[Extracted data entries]

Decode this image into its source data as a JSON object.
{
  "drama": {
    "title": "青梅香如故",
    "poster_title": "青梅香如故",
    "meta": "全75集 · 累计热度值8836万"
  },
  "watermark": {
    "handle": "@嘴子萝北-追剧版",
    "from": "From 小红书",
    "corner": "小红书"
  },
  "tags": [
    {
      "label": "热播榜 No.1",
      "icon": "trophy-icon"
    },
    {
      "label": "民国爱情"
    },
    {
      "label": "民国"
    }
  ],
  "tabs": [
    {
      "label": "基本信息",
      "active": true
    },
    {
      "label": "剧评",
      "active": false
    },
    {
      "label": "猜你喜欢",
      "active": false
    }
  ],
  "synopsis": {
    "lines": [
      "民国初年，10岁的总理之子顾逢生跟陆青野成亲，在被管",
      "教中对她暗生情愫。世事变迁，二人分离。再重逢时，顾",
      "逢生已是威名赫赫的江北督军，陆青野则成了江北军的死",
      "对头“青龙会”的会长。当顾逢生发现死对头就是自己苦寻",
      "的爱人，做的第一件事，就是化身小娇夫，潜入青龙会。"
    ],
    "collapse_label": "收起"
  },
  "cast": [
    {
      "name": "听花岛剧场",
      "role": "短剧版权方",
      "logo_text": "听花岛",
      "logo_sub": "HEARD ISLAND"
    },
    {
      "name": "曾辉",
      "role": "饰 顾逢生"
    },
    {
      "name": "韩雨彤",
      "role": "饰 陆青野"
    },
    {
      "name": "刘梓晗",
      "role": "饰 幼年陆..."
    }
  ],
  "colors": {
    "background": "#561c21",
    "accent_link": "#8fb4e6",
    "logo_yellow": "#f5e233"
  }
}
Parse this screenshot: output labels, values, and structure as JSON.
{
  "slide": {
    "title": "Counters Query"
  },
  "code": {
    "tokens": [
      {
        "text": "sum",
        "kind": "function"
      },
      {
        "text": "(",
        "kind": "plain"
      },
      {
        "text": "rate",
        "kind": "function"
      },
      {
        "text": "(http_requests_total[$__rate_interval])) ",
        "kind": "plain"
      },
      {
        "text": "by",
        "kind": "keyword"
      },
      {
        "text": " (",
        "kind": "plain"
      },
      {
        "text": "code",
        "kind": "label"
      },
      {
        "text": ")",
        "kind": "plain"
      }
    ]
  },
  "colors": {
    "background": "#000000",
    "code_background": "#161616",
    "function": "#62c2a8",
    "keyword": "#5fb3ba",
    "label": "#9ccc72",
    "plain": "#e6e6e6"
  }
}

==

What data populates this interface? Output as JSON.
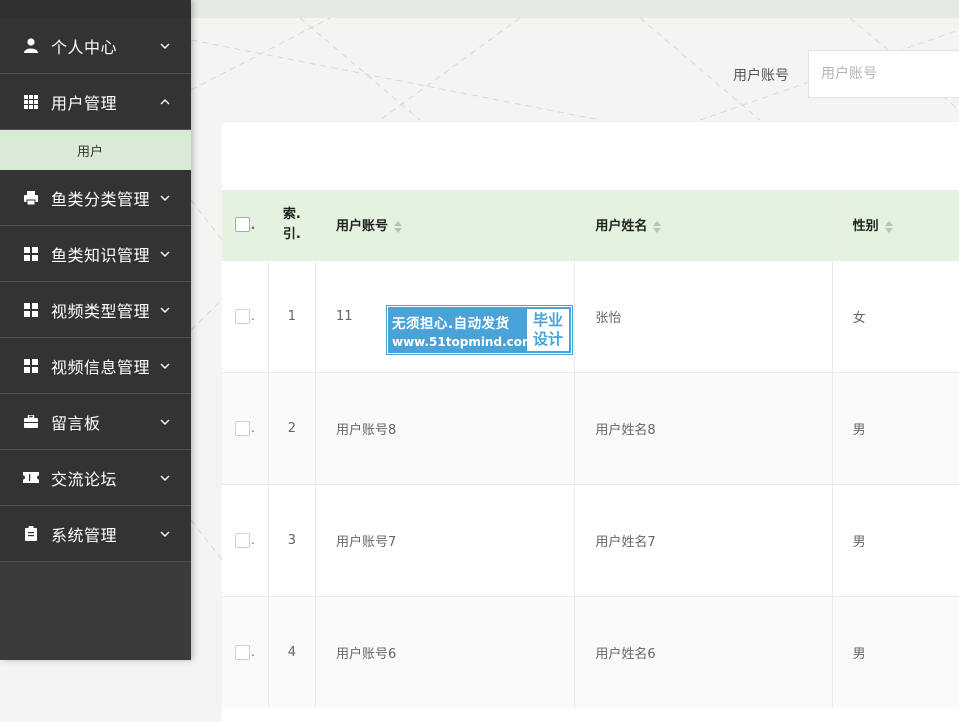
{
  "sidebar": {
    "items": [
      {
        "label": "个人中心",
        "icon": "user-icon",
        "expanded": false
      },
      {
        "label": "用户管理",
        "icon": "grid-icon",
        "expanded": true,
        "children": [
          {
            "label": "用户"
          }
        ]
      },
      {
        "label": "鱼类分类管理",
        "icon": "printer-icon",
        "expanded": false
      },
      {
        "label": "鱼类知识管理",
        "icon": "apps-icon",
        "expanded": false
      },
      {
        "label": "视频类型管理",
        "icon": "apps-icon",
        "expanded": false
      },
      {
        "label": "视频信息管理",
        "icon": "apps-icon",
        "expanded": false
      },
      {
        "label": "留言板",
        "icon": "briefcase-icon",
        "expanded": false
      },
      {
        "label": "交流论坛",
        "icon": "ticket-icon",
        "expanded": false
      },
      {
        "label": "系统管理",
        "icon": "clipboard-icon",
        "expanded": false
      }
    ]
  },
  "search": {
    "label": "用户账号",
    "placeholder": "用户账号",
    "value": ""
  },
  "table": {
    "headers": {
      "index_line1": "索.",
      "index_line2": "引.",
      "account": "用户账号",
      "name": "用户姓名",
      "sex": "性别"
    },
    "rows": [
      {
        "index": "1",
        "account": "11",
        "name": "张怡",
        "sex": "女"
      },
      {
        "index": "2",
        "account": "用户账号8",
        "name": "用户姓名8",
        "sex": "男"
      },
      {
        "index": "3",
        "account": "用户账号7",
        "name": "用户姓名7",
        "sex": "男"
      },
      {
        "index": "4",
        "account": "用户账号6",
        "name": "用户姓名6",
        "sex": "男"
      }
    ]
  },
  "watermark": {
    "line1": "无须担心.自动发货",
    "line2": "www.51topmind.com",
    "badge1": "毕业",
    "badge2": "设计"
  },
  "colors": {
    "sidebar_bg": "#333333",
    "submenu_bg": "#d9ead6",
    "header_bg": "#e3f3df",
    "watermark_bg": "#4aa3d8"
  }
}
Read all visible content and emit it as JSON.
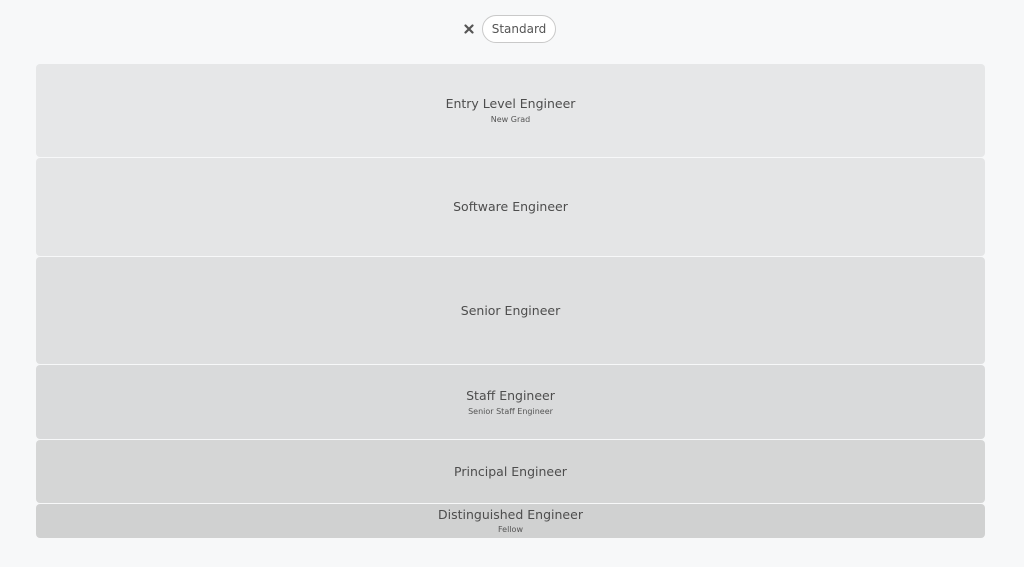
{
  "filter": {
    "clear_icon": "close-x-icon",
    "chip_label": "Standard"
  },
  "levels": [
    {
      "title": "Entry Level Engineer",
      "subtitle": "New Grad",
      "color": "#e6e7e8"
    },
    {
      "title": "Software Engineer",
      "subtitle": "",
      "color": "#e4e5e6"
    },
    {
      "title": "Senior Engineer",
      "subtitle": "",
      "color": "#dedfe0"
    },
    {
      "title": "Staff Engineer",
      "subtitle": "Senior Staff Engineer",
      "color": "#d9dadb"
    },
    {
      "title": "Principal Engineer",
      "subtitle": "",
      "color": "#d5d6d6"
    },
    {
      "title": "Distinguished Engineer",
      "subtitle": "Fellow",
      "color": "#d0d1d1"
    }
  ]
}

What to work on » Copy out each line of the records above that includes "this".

Response box »
Decode this image into its source data as a JSON object.
Parse this screenshot: output labels, values, and structure as JSON.
What data populates this interface? Output as JSON.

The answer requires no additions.